The Digital Learning Trends 2023
Not everyone can or should expect to get rich as an online creator or influencer, but […] many more can earn substantial livelihoods from their creative production than they do today.
The e-learning industry is expected to be worth more than $460 billion by 2026. That’s a big pie that can be sliced into a lot of pieces. There’s more than enough room for (lots and lots and lots of) people like you who want to create a steady, sustainable, and scalable business — one that’s resistant to upstream factors (hello, never-ending algorithm tweaks and platform updates).
After all, time is the ultimate limited resource.

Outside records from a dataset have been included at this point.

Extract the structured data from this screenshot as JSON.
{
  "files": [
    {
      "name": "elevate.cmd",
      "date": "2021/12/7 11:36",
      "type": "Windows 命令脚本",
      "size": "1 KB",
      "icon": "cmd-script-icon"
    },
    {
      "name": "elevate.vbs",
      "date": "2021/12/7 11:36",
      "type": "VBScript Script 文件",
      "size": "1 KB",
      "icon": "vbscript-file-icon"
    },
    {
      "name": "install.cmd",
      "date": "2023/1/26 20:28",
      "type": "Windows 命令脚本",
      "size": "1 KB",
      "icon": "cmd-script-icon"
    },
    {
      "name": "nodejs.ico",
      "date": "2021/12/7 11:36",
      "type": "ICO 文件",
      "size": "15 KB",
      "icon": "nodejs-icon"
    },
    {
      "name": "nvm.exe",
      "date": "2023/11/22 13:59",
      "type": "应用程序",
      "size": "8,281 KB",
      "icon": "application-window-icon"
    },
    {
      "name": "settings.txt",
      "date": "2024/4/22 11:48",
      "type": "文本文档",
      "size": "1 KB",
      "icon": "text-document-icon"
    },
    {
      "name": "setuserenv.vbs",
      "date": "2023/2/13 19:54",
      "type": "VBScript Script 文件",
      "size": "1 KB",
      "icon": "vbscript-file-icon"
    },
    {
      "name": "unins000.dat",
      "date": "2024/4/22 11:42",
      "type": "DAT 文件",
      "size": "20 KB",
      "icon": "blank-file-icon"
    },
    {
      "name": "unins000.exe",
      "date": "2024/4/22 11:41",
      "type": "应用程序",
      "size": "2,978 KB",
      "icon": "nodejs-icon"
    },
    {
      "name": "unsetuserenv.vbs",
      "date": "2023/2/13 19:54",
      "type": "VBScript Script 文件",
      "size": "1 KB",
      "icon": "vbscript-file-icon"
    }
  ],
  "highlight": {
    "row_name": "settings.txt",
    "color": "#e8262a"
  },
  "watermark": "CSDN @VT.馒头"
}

We’re in a golden era for e-learning — just look at the (many) headlines about Gen Z’s use of TikTok as a search engine. The last few years have turbocharged interest and participation, and there have never been more tools and assets available to creator educators. But the one resource we’re all lacking is time. As we return to pre-pandemic levels of activity, any time for learning we do have will have to be squeezed in around work, appointments, and commutes.
But just because our time is scarce doesn’t mean we don’t prioritize learning. That’s where microlearning comes in.
One big way creators are looking to build sustainable revenue is through digital learning products, which, along with books and podcasts, are expected to see the biggest year-overyear growth in creation.
By focusing on sharing knowledge and driving impact, creator educators build trusting, long-lasting relationships with their audiences. That kind of community is much more sustainable, and can be monetized over time.
Members will come for the content but stay for the community. In 2023, the dynamic is changing: they’ll come for your community, then pay for your content. Creators have clued into the idea that the secret sauce for selling content is to start by building community. That’s your first product, and your most valuable asset.
A strong community will foster more engaged followers and increased retention by providing students with the support (from you and from their peers) they need to tackle the highs and lows of growth.
Diversification can help creators future-proof their businesses while giving them more control of their content, offsetting losses and maximizing revenue. A little market research within your community can help identify opportunities to expand your offering. The good news is that as a creator who focuses on value generation over pure entertainment, you already engage with your community in a deeper way, meaning stickier loyalty (and you trade in your own ideas, knowledge and expertise, which are fairly immune from supply chain disruptions).
A course on a marketplace is just one in a sea of thousands, with a generic look and feel. “This makes it difficult to differentiate your course against every other course of the same type and it makes it difficult to differentiate your experience as the entrepreneur and the thought leader from the experience offered by the course marketplace.”
Learners are after singular solutions to specific challenges. And as we already established, your community is your most valuable asset. With course marketplaces, you often don’t have direct access to them. The marketplace also decides how often you can communicate with them, what you can promote or not, how much you can charge, and how long you have to wait to get paid.
With full control and access to your community, self-hosted courses are an investment in your personal brand.